Task instructions
Verbatim output required. Print the data in full.

Items from an interface collection
#####
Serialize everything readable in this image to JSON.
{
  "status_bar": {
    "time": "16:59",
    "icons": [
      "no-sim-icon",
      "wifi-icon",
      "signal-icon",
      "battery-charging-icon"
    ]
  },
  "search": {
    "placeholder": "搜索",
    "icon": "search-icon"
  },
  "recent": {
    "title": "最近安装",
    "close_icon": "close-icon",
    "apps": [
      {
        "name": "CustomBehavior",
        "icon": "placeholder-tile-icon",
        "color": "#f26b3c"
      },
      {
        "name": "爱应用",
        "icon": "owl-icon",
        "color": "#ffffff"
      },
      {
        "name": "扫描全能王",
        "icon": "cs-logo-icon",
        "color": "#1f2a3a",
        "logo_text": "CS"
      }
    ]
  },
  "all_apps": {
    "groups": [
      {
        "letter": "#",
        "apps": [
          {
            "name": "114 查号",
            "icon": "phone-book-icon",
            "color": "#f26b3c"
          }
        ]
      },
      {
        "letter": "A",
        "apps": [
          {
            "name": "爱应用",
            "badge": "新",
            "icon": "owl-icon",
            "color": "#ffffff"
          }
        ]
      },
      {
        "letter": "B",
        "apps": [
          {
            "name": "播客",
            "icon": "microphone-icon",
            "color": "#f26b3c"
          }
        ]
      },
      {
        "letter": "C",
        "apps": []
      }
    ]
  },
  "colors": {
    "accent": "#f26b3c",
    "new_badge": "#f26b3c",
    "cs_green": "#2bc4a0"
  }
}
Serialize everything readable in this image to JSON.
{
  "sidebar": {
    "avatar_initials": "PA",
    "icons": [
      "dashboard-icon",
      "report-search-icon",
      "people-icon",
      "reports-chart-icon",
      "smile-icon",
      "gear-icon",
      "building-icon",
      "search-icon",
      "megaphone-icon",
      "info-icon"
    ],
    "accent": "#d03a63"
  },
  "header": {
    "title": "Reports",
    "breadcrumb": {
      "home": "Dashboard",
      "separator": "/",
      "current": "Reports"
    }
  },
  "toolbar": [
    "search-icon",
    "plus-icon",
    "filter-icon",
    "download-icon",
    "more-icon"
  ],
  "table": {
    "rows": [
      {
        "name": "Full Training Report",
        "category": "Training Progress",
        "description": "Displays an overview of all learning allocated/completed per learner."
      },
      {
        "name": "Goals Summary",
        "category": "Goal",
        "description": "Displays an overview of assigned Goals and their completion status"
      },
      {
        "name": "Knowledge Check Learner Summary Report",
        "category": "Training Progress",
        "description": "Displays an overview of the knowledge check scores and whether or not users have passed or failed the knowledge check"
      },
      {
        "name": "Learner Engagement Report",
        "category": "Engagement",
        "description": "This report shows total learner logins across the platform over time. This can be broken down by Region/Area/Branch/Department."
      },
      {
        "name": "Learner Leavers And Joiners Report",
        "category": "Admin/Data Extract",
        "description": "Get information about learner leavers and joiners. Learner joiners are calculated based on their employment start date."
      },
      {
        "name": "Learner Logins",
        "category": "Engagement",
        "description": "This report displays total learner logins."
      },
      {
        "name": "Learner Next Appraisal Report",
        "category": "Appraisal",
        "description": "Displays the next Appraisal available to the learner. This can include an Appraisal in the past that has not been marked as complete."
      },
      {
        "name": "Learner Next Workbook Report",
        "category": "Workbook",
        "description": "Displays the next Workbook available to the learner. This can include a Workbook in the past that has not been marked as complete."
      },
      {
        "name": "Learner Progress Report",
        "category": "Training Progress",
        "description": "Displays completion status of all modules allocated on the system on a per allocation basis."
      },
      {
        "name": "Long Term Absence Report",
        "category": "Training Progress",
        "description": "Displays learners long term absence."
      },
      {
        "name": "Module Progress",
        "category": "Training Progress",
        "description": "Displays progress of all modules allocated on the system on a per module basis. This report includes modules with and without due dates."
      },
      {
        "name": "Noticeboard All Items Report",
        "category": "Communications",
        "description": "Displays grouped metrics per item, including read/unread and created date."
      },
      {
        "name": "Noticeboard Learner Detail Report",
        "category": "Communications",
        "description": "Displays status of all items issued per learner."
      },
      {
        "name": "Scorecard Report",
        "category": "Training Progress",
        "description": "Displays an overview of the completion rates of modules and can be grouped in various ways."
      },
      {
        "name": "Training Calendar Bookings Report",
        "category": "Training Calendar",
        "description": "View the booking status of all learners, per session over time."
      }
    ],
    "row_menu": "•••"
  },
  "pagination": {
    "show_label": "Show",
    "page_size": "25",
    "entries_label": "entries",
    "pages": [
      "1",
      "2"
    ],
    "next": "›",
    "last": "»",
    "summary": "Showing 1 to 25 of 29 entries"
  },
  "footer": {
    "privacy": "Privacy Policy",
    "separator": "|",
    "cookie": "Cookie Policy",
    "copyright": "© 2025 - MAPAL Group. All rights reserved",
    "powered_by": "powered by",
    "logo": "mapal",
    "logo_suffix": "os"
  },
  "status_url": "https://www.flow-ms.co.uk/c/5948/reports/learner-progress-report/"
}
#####
Your solution
Serialize everything readable in this image to JSON.
{
  "status_bar": {
    "time": "16:59",
    "icons": [
      "no-sim-icon",
      "wifi-icon",
      "signal-icon",
      "battery-charging-icon"
    ]
  },
  "search": {
    "placeholder": "搜索",
    "icon": "search-icon"
  },
  "recent": {
    "title": "最近安装",
    "close_icon": "close-icon",
    "apps": [
      {
        "name": "CustomBehavior",
        "icon": "placeholder-tile-icon",
        "color": "#f26b3c"
      },
      {
        "name": "爱应用",
        "icon": "owl-icon",
        "color": "#ffffff"
      },
      {
        "name": "扫描全能王",
        "icon": "cs-logo-icon",
        "color": "#1f2a3a",
        "logo_text": "CS"
      }
    ]
  },
  "all_apps": {
    "groups": [
      {
        "letter": "#",
        "apps": [
          {
            "name": "114 查号",
            "icon": "phone-book-icon",
            "color": "#f26b3c"
          }
        ]
      },
      {
        "letter": "A",
        "apps": [
          {
            "name": "爱应用",
            "badge": "新",
            "icon": "owl-icon",
            "color": "#ffffff"
          }
        ]
      },
      {
        "letter": "B",
        "apps": [
          {
            "name": "播客",
            "icon": "microphone-icon",
            "color": "#f26b3c"
          }
        ]
      },
      {
        "letter": "C",
        "apps": []
      }
    ]
  },
  "colors": {
    "accent": "#f26b3c",
    "new_badge": "#f26b3c",
    "cs_green": "#2bc4a0"
  }
}
Serialize everything readable in this image to JSON.
{
  "sidebar": {
    "avatar_initials": "PA",
    "icons": [
      "dashboard-icon",
      "report-search-icon",
      "people-icon",
      "reports-chart-icon",
      "smile-icon",
      "gear-icon",
      "building-icon",
      "search-icon",
      "megaphone-icon",
      "info-icon"
    ],
    "accent": "#d03a63"
  },
  "header": {
    "title": "Reports",
    "breadcrumb": {
      "home": "Dashboard",
      "separator": "/",
      "current": "Reports"
    }
  },
  "toolbar": [
    "search-icon",
    "plus-icon",
    "filter-icon",
    "download-icon",
    "more-icon"
  ],
  "table": {
    "rows": [
      {
        "name": "Full Training Report",
        "category": "Training Progress",
        "description": "Displays an overview of all learning allocated/completed per learner."
      },
      {
        "name": "Goals Summary",
        "category": "Goal",
        "description": "Displays an overview of assigned Goals and their completion status"
      },
      {
        "name": "Knowledge Check Learner Summary Report",
        "category": "Training Progress",
        "description": "Displays an overview of the knowledge check scores and whether or not users have passed or failed the knowledge check"
      },
      {
        "name": "Learner Engagement Report",
        "category": "Engagement",
        "description": "This report shows total learner logins across the platform over time. This can be broken down by Region/Area/Branch/Department."
      },
      {
        "name": "Learner Leavers And Joiners Report",
        "category": "Admin/Data Extract",
        "description": "Get information about learner leavers and joiners. Learner joiners are calculated based on their employment start date."
      },
      {
        "name": "Learner Logins",
        "category": "Engagement",
        "description": "This report displays total learner logins."
      },
      {
        "name": "Learner Next Appraisal Report",
        "category": "Appraisal",
        "description": "Displays the next Appraisal available to the learner. This can include an Appraisal in the past that has not been marked as complete."
      },
      {
        "name": "Learner Next Workbook Report",
        "category": "Workbook",
        "description": "Displays the next Workbook available to the learner. This can include a Workbook in the past that has not been marked as complete."
      },
      {
        "name": "Learner Progress Report",
        "category": "Training Progress",
        "description": "Displays completion status of all modules allocated on the system on a per allocation basis."
      },
      {
        "name": "Long Term Absence Report",
        "category": "Training Progress",
        "description": "Displays learners long term absence."
      },
      {
        "name": "Module Progress",
        "category": "Training Progress",
        "description": "Displays progress of all modules allocated on the system on a per module basis. This report includes modules with and without due dates."
      },
      {
        "name": "Noticeboard All Items Report",
        "category": "Communications",
        "description": "Displays grouped metrics per item, including read/unread and created date."
      },
      {
        "name": "Noticeboard Learner Detail Report",
        "category": "Communications",
        "description": "Displays status of all items issued per learner."
      },
      {
        "name": "Scorecard Report",
        "category": "Training Progress",
        "description": "Displays an overview of the completion rates of modules and can be grouped in various ways."
      },
      {
        "name": "Training Calendar Bookings Report",
        "category": "Training Calendar",
        "description": "View the booking status of all learners, per session over time."
      }
    ],
    "row_menu": "•••"
  },
  "pagination": {
    "show_label": "Show",
    "page_size": "25",
    "entries_label": "entries",
    "pages": [
      "1",
      "2"
    ],
    "next": "›",
    "last": "»",
    "summary": "Showing 1 to 25 of 29 entries"
  },
  "footer": {
    "privacy": "Privacy Policy",
    "separator": "|",
    "cookie": "Cookie Policy",
    "copyright": "© 2025 - MAPAL Group. All rights reserved",
    "powered_by": "powered by",
    "logo": "mapal",
    "logo_suffix": "os"
  },
  "status_url": "https://www.flow-ms.co.uk/c/5948/reports/learner-progress-report/"
}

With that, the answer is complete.